Data excerpts »
*** Block opens ***

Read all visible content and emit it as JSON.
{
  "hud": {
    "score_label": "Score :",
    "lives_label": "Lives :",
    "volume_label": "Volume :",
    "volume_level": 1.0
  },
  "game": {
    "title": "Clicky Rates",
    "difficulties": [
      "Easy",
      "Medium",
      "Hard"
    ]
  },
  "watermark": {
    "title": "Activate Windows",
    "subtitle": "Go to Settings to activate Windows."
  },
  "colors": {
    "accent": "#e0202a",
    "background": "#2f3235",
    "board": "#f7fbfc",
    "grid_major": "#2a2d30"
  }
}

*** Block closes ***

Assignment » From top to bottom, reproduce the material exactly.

Expected output »
Read all visible content and emit it as JSON.
{
  "hud": {
    "score_label": "Score :",
    "lives_label": "Lives :",
    "volume_label": "Volume :",
    "volume_level": 1.0
  },
  "game": {
    "title": "Clicky Rates",
    "difficulties": [
      "Easy",
      "Medium",
      "Hard"
    ]
  },
  "watermark": {
    "title": "Activate Windows",
    "subtitle": "Go to Settings to activate Windows."
  },
  "colors": {
    "accent": "#e0202a",
    "background": "#2f3235",
    "board": "#f7fbfc",
    "grid_major": "#2a2d30"
  }
}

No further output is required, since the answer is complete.